=== Data to examine ===

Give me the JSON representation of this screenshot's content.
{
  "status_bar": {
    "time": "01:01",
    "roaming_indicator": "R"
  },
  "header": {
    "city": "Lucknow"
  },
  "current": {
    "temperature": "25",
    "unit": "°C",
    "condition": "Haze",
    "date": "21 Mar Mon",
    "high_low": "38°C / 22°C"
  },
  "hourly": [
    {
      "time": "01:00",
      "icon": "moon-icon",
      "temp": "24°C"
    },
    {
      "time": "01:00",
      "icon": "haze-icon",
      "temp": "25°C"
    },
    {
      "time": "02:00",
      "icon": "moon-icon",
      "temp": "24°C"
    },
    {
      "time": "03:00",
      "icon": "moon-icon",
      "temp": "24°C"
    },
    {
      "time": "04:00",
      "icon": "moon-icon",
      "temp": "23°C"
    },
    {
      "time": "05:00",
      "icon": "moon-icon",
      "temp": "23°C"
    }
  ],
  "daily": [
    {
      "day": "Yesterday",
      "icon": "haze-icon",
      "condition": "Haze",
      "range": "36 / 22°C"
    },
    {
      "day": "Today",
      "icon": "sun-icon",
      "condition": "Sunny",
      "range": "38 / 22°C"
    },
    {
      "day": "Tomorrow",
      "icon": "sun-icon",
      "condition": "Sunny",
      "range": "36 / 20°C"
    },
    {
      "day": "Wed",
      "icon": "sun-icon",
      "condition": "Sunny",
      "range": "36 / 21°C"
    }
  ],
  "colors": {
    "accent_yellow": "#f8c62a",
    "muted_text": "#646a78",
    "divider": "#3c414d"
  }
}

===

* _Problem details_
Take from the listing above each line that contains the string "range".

* _Answer to the exercise_
      "range": "36 / 22°C"
      "range": "38 / 22°C"
      "range": "36 / 20°C"
      "range": "36 / 21°C"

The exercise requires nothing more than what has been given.